      On September 22, 2011, the Commission opened Rulemaking (R.) 11-09-011 to "address the key policy and technical issues essential to timely, non-discriminatory, cost-effective and transparent interconnection." During the course of that proceeding, the Commission adopted three substantive decisions: Decision (D.) 12-09-018, D.14-12-035 and D.16-06-052. 

      On September 20, 2012, the Commission issued D.12-09-018, which adopted a settlement agreement focused on the interconnection study process.  The settlement agreement required that each utility revise its Rule 21 to assign all interconnection requests to either the "Fast Track" - a screen-based, streamlined review process for net energy metering, non-export, and small exporting facilities - or the "Detailed Study" process for more complicated generating facilities.

      On December 18, 2014, the Commission issued D.14-12-035, which adopted revisions to Rule 21 to require "smart" inverters for Pacific Gas and Electric Company (PG&E), Southern California Edison Company (SCE), and San Diego Gas & Electric Company (SDG&E).  D.14-12-035 adopted the revisions recommended by the Smart Inverter Working Group in its January 2014 report "Recommendations for Updating the Technical Requirements for Inverters in Distributed Energy Resources." 

      On June 23, 2016, the Commission issued D.16-06-052, which enhanced the Rule 21 Pre-Application Report, created a Unit Cost Guide, enhanced the behind-the-meter storage interconnection process, and established a pilot program to institute a cost certainty envelope for interconnections triggering a distribution upgrade.

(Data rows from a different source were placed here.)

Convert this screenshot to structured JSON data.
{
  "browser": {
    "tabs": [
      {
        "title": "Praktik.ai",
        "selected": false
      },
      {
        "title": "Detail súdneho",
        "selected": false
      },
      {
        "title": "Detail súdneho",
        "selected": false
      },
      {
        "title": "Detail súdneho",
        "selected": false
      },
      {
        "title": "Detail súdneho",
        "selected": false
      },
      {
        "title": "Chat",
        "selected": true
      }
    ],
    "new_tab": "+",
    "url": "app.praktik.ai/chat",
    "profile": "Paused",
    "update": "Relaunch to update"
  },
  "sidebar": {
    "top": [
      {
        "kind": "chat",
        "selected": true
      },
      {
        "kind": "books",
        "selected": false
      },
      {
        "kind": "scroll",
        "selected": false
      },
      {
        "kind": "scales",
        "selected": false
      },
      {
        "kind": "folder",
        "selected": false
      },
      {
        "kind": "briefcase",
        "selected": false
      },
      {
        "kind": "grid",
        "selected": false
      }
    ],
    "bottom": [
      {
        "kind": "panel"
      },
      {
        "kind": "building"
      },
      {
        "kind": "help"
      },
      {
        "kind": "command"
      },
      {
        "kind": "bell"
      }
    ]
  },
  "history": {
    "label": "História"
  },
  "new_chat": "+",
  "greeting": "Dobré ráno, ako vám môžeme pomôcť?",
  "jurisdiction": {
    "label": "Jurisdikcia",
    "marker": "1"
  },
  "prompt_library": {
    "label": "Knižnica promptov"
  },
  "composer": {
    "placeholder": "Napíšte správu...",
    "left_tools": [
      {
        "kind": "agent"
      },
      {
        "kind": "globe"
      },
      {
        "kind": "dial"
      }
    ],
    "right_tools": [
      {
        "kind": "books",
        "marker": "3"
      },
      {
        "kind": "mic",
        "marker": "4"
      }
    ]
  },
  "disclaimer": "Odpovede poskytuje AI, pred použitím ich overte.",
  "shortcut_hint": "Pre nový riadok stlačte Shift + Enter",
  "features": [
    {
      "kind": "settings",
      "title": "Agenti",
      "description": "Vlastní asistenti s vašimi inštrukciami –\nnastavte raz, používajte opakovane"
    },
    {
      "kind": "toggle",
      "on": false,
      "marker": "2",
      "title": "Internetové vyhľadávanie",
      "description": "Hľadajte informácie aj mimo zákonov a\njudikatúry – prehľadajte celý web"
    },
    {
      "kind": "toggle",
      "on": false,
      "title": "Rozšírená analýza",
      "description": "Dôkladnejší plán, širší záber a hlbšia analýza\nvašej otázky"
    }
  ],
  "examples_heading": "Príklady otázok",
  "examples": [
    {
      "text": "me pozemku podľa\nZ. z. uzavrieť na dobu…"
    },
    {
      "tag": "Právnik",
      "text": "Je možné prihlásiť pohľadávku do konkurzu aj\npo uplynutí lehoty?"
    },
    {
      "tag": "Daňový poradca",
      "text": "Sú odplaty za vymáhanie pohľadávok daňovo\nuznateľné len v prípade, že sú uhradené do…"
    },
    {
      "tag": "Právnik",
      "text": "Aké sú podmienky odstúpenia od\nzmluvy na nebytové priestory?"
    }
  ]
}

      Despite the significant progress made in R.11-09-011, additional improvements to Rule 21 are needed. On July 13, 2017, the Commission issued an Order Instituting Rulemaking to Consider Streamlining Interconnection of Distributed Energy Resources and Improvements to Rule 21. Among the principal topics to be considered in the new rulemaking (R.17-07-007) is the incorporation into Rule 21 of the utilities' Integration Capacity Analysis (ICA) tools, currently under development in the Distribution Resources Plan (DRP) proceeding (R.14-08-013).  The ICA tools use power flow analysis to determine the ability of a circuit to host distributed energy resources.  Incorporating the ICA tools into Rule 21 may better inform interconnection siting decisions and further streamline the Fast Track process for certain projects.

      Contact Us

      For utility-specific interconnection inquiries, please contact the relevant utility using the contact information found on the utility's interconnection website.

      For inquiries to the Interconnection & Distribution Engineering staff, contact:




      For general inquiries related to interconnection (e.g., tariff inquiries; proceeding inquiries)


      For inquiries related to the Interconnection Discussion Forum (e.g., Distribution List; Agenda Items; General Questions)


      For inquiries related to the Smart Inverter Working Group (e.g., Distribution List; Agenda Items; General Questions), Smart Inverters and Interconnection Standards


      For inquires related to Transmission interconnection disputes and Summer Reliability interconnection disputes


      For Rule 21 interconnection disputes (e.g., Expedited Interconnection Dispute Resolution Process)


      For more information on proceedings, decisions, and locating documents, please visit the corresponding CPUC websites:

      There are two ways to receive information related to proceedings:

      1. Become a Party to a Proceeding.  This allows you to receive e-mails and documents sent by the Commission, by other parties participating in the proceeding, and notices of workshops or other events.    
      2. Subscribe to a Proceeding.  This allows you to follow subscription documents on the proceeding docket card.  Visit the docket card, search for the proceeding, and open the link, and subscribe.  Visit the docket card:  https://apps.cpuc.ca.gov/apex/f?p=401:1:0

      Electric Rule 21: Generating Facility Interconnections